For the same reason screens are detrimental to quality sleep, you need to have your room dark. Light from lamps, street lights, and other bright lights outside of your bedroom will all tell the brain that it is daytime. Turn your lamps and screens off during sleep and get blackout shades if needed.
Stop drinking caffeine by 12pm
Caffeine is a stimulant that gets removed from the body via the liver. For some people, this process can take longer than others. To be safe, don’t have any caffeine after 12pm to make sure you get a good night’s rest.
You can start to experiment with this time once you feel good about your sleep. Some people don’t metabolize caffeine well, while others can.
No late night snacks
Food affects your hormones! Sugar and alcohol can especially change your hormones and this will affect how well you sleep. Finish your dinner and be done with eating until the next morning.
No light in the middle of the night
Studies show that light during the hours of 11 P.M. to 4 A.M. decreases the release of dopamine, which is a feel good neurotransmitter. Not only can this make you feel sad, low dopamine levels also inhibit learning. If you do wake up in the middle of the night, resist picking up your phone!
Daily sunlight routine
Get sunlight in your eyes when you wake up in the morning and try to catch sunlight around sunset time each day. For each time of the day, you only need a few minutes of daylight, but you need to be outside. Standing next to your window is not nearly as effective as being outside.
Amazingly, your brain is able to register the angle of the sun in the sky and this helps regulate your 24-hour clock. Get that morning and evening light, even if it is cloudy outside!
Sleep is 100% necessary for a healthy body - start implementing the above recommendations to improve your sleep. These will all help you get into a healthy 24 hour circadian routine.

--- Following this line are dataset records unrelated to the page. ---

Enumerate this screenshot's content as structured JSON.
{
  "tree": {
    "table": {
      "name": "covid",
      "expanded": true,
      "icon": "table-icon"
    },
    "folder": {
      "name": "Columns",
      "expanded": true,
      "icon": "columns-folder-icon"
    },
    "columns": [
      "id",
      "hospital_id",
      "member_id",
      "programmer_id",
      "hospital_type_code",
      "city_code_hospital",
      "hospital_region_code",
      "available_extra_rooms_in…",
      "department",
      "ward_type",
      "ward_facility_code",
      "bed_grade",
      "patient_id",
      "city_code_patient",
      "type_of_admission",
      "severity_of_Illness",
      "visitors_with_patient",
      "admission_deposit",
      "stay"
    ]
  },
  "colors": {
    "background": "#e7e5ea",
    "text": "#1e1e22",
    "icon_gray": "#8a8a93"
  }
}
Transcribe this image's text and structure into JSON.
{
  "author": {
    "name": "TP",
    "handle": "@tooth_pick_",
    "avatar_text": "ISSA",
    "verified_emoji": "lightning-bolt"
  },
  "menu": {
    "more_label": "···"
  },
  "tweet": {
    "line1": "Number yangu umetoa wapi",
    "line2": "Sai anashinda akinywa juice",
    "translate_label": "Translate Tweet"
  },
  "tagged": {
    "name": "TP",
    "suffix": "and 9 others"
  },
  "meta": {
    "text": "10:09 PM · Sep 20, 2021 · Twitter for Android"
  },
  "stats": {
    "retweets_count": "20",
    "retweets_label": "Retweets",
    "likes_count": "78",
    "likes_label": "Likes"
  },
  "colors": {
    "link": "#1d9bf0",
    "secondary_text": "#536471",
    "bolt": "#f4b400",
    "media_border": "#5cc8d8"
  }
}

It usually takes at least 3-4 days for your body to start to adjust, so be patient as you start out. Putting the effort in will always be WORTH IT!